As far back as I can remember, I've been drawn to butterflies the way moths are drawn to flame.
When I was in elementary school, we lived across the street from an empty lot. The owners let it become overgrown with wildflowers--weeds, really--and cut the snarl of knee-high growth only a few times each summer. I suppose the neighbors considered it to be an eyesore, but to me it was Wonderland and I was Alice.
Every summer day, that corner lot was aflutter with sulphurs and whites, admirals and monarchs, painted ladies and buckeyes, giant fritillaries and tiny blues.
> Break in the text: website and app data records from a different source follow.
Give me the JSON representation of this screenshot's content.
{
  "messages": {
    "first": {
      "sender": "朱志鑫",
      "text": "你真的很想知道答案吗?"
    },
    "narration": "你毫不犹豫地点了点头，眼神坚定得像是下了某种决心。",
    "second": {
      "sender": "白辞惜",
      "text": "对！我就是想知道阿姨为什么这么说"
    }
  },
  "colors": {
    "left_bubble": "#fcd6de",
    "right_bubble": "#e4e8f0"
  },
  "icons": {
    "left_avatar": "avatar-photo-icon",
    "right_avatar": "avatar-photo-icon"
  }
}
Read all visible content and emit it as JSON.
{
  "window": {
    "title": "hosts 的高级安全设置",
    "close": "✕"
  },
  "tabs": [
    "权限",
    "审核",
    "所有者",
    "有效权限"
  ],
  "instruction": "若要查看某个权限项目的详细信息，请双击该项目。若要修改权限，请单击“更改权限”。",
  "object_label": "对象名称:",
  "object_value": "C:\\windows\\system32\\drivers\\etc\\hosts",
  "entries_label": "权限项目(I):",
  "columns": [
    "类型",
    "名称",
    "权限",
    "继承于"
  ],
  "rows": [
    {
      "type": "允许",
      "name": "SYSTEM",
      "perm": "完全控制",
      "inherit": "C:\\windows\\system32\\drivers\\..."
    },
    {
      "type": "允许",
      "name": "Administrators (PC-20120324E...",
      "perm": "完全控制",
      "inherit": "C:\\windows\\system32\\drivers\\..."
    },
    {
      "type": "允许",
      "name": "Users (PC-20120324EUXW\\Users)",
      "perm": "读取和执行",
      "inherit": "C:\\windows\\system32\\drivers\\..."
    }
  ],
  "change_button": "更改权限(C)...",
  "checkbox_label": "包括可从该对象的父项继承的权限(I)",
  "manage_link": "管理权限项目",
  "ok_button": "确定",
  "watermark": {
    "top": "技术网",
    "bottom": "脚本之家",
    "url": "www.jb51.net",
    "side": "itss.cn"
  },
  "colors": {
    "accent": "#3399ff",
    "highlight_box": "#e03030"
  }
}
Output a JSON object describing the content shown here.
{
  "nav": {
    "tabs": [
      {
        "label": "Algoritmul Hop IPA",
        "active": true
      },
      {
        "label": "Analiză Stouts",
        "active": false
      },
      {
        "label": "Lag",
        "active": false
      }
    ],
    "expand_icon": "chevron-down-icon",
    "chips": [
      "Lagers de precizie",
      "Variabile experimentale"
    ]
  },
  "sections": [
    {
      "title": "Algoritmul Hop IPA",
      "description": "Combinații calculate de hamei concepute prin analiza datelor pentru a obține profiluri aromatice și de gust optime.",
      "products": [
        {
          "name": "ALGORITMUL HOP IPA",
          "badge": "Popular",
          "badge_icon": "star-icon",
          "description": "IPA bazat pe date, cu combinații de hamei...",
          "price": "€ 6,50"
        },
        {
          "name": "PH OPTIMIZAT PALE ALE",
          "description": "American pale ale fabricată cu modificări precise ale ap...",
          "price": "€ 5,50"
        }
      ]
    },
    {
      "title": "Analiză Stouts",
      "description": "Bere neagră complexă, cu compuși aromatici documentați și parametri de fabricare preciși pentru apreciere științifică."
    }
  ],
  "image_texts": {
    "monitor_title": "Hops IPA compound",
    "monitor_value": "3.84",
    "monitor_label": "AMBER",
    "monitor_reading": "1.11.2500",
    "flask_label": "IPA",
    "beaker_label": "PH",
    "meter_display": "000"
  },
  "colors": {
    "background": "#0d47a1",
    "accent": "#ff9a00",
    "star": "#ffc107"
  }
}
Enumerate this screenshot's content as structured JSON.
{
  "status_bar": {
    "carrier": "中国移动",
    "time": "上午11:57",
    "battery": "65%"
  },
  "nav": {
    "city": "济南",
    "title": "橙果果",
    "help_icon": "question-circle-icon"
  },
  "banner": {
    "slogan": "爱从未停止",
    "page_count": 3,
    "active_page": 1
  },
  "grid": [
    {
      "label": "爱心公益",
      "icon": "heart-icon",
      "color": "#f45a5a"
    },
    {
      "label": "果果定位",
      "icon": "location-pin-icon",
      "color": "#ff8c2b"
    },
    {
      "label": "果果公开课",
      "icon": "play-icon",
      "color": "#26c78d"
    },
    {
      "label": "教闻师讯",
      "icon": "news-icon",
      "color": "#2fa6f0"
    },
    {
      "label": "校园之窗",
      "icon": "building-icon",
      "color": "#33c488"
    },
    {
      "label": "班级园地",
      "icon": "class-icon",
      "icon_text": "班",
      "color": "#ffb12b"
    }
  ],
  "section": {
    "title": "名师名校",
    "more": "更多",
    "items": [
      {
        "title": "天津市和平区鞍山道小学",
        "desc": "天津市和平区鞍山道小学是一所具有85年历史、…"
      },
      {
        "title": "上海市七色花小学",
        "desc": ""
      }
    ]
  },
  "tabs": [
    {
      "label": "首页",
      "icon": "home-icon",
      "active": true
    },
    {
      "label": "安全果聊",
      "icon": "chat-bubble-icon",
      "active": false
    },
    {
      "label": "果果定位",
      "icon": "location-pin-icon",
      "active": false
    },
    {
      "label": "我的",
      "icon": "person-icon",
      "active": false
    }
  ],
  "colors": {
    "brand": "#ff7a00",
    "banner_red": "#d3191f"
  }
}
I can't imagine how many hours I spent watching, counting, studying and trying to get a closer look at some of the most beautiful creatures in nature.
Since 2003, I've kept a butterfly journal--a recording of the species I observe in my own garden. Most years, the number and variety of visitors to my garden have been good. This year, however, has been an odd one. An anomaly, I hope. Until the last few days, I've seen only cabbage butterflies (hoards of them that actually did devour my cabbage), a couple of skippers, a few monarchs and a couple of fritillaries. Not nearly the turnout of summers past. Could it be the cold spring? The abrupt changeover to a blast-furnace summer? Stifling humidity? Who knows.
I do know this: like everything in nature, butterflies grace our lives only on their terms. At long last, here's what graced my garden this week. Ain't she grand?
Female Eastern Tiger Swallowtail